The One World Trade Center is a building that embraced new architectural and environmental standards in urban design to symbolize New York’s urban fabric.
The feature facade walls of the 50 feet tall foyer and each of the four cantilevered canopies design is grand and elegant. Lightweight design and materials, such as single-glazed, laminated, low-iron, frameless glass panels, which are attached to the cable-net wall with cast stainless steel spiders created the even surface architectural effect, one of the signatures of the building.
The spire, crucial to the tower, was designed to complement the building pragmatically, aesthetically, and symbolically, making the tower exactly 1,776 feet tall, a number representative of the United States Declaration of Independence signed in 1776.

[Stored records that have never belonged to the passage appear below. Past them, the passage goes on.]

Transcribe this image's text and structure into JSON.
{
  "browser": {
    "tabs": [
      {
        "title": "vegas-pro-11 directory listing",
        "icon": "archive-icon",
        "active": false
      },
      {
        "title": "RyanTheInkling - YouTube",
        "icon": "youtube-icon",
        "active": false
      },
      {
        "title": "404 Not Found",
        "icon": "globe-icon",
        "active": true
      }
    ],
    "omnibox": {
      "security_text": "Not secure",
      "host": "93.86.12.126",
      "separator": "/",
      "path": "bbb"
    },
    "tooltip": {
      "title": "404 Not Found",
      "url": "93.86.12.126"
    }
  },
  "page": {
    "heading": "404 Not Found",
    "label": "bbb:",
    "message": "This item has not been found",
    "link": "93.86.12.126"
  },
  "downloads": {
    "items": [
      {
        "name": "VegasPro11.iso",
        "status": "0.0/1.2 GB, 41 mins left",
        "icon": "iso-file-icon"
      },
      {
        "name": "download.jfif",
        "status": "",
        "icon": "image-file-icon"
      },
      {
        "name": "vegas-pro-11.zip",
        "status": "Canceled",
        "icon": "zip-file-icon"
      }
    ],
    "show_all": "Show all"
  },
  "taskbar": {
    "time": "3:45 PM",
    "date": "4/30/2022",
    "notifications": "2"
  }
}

Functionality dictated the antenna to be designed to broadcasting specifications. Therefore, the mast was devised in seven stacked sections decreasing gradually in diameter so that each different shape could meet broadcasting requirements and construction methods. The spire has tight limits on lateral movement, especially near the tip, and the underlying armature is engineered to deflect only 0.5 degrees in a sustained 50-mile-per-hour wind (approximately 80.5 km/h). Furthermore, the communication ring functions as a support for all broadcasting equipment as well as for lighting and window-washing rigs at its base, thus designed to facilitate maintenance.